Material for the task:

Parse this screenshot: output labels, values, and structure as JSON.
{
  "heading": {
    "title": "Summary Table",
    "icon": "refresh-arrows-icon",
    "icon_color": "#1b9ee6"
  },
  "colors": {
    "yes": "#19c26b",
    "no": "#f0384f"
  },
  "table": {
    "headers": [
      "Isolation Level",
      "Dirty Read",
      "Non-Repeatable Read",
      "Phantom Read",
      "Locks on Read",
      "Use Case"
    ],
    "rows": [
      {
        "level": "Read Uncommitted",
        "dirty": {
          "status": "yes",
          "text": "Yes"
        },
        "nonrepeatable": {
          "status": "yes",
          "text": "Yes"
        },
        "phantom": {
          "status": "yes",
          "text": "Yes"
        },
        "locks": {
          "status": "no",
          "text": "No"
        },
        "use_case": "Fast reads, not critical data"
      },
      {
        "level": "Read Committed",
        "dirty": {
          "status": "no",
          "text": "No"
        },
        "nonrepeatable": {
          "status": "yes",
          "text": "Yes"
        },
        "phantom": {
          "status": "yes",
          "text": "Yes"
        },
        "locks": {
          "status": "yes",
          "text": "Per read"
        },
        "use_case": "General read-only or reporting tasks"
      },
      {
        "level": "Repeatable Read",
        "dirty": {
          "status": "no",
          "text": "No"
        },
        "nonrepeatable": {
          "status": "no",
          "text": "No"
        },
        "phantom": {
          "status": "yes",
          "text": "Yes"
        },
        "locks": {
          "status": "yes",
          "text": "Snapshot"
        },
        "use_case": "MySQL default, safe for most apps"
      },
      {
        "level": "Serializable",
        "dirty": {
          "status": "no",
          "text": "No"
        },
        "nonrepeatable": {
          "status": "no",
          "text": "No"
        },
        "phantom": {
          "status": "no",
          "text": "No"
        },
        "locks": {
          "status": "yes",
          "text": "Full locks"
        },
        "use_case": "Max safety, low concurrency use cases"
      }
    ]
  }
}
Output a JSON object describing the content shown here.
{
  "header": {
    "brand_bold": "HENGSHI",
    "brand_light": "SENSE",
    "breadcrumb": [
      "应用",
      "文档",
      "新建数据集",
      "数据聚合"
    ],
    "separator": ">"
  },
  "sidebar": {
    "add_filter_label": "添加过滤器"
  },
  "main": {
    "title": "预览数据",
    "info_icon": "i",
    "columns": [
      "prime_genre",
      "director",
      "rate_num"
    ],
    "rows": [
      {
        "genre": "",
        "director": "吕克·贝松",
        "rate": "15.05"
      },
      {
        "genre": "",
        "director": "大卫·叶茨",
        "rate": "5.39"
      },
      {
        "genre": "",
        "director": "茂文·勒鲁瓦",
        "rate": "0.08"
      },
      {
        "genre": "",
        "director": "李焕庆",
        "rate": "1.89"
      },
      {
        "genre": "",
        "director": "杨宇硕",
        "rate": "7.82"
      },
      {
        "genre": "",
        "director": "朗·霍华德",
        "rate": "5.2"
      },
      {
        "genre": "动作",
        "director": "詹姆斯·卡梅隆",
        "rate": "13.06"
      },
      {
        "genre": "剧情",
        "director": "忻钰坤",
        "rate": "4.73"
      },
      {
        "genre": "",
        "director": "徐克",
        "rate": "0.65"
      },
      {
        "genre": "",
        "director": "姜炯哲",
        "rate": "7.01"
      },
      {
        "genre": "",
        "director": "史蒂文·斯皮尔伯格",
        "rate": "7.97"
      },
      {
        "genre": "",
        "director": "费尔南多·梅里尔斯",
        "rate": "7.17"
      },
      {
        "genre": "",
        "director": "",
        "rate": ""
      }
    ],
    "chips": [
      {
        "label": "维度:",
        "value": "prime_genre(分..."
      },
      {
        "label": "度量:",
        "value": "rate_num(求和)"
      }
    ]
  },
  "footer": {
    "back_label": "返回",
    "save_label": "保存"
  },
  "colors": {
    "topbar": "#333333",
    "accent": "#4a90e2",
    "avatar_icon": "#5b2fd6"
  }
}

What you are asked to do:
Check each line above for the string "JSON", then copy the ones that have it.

Solution to this exercise:
Parse this screenshot: output labels, values, and structure as JSON.
Output a JSON object describing the content shown here.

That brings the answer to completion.